Summary: Seek first - its about priorities, not about worry
What Pulls The Train
This past week, several of us attended a leadership conference – linked via satellite to over 38 000 Christian leaders. Conferences are almost always great experiences, getting refreshed and inspired and enlightened, learning that PowerPoint can get messed up even in front of 38 000, see that even these huge big-name experts lose their place in the middle of their sermon, world-famous worship leaders sometimes sing the wrong lyrics, and see, above all, that God still works. He still speaks, He still draws us closer to Himself and places within us a fresh understanding of His passion for all His children, as one of the speakers noted, His lost kids and His found kids. And a fresh passion to lead people to God.
It was good timing for me. Leadership conferences tend to talk a lot about vision – specifically about casting it and celebrating it and living it. They tend to talk about getting back to the important things, the reasons for existing, the reason to get out of bed in the morning and plow through another day. The reasons to face the struggles and the joys, and the reasons to press on. That was good timing.
This afternoon is my ordination service, which I hope you can all attend – since it is you as a body who will actually ordain me! At least, I hope some of you can come or else I’m in big trouble… The conference brought me back to that central question: why am I in this? What is it we are pursuing? What is God’s vision, what are we striving for? Niels asked a similar question in an email earlier this week, inquiring if there was a particular verse of Scripture that I felt kind of summed up my call. I thought of it pretty quick, but had to hunt for the reference – it is in the OT story of Balaam: Numbers 22:28a “And the LORD opened the mouth of the ass” (KJV).

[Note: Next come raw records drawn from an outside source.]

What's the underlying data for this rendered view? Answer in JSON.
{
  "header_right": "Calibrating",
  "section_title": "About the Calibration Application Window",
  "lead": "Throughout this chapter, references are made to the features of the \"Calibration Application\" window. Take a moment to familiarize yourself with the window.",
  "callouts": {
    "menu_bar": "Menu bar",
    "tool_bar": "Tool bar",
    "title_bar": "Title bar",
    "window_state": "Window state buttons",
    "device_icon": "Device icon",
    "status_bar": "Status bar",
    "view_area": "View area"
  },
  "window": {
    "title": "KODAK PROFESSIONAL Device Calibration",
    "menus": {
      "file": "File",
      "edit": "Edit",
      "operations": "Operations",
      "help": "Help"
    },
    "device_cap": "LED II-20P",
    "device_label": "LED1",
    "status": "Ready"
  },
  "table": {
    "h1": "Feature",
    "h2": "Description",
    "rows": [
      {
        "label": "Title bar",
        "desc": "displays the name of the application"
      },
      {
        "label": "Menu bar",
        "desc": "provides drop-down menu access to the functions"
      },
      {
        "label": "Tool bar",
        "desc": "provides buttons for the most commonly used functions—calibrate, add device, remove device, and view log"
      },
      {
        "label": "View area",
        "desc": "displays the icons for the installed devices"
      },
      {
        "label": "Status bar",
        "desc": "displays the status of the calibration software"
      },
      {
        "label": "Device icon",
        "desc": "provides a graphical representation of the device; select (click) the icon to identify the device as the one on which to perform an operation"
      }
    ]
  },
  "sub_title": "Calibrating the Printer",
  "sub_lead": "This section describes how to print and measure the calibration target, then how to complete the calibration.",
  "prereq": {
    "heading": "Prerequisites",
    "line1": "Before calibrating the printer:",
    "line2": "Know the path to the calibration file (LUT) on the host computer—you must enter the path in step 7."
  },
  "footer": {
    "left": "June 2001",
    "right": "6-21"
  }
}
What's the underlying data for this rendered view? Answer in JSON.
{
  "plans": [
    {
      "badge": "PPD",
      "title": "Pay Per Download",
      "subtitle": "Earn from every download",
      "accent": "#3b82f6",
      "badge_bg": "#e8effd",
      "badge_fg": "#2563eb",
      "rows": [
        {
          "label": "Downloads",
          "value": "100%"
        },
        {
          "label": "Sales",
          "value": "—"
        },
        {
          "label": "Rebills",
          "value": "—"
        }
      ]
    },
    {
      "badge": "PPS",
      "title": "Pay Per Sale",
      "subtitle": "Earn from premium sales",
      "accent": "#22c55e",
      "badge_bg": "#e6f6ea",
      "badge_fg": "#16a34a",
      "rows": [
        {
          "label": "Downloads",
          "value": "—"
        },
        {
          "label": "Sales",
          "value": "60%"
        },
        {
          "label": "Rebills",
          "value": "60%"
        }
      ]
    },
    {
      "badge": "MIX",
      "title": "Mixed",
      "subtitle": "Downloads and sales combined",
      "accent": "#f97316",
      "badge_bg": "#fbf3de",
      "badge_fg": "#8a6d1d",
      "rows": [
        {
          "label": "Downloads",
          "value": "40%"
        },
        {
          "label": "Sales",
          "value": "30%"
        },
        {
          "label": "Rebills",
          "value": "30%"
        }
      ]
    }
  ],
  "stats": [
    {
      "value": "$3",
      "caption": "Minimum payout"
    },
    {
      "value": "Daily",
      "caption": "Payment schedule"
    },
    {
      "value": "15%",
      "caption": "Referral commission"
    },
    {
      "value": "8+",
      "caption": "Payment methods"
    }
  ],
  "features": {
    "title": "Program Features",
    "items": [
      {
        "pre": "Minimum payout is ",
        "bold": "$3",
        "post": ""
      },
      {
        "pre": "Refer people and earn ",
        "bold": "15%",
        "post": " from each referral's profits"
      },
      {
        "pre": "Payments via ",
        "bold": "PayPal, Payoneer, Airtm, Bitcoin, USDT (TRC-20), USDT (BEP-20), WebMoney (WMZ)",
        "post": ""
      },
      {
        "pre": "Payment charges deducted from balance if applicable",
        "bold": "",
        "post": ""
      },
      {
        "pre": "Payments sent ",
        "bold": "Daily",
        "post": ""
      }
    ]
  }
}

Well I don’t really have a “life-verse,” as some people do, but there are a couple that have sure been hitting home consistently. They bring perspective and clarity and vision. Ask the question “what is most important” and my answer is to seek first the Kingdom of God – I’ll read that verse in a moment. Ask “how do we do that” and my answer is to love God and to love your neighbour. Ask how we do that as a church and I’ll tell you quick that we love God through a weekly party of worship – a festival celebrating who He is and what He is doing; and that we love God’s lost kids by being a hospital for dying souls and we love God’s found kids by being a greenhouse that nurtures growth to fruitfulness.
Because that is the Kingdom of God. It is about loving God and loving others. It is about God reigning in our lives and changing us and using us in His Kingdom. It is not my Kingdom, it is God’s Kingdom. And it is a good thing! I start thinking, “God, Your Kingdom should be huge!” and God says, “The Kingdom of God is like a mustard seed.” I say, “God, Your Kingdom should be about fairness!” and God says, “The Kingdom of God is like the master of a vineyard whose grace was scandalous and abundant even to the worker who only contributed an hour.” I say, “God, Your Kingdom should come in mighty power and wipe evil and opposition off the face of the planet instantly!” and God says, “let the wheat and the weeds grow together until the harvest, and then I’ll sort it out.”
God says, “Seek first my Kingdom and my righteousness. I’ll worry about the rest. And do that by loving me and loving others.”
Let’s read Matt 6:25-34
A Passage About Worry?
I was a little disappointed when I got into my commentaries. They correctly observe that the chief message of the passage is that we should not be worriers. We shouldn’t be anxious. That is the main message – “do not worry.”
It is a lot of fun having an almost-three-year-old chatterbox learning to communicate like his parents. My son has picked up on our phrases, and we hear them back all the time. On numerous occasions he has sought me out in my basement office and greeted me by saying: “daddy here you are, I was looking all over the place for you and I was all worried about you.”
As much a part of the passage as that message is, I don’t hear it as the main message. I believe it is a passage about priorities, not only about “worry.”
Do Not Worry About Your Life.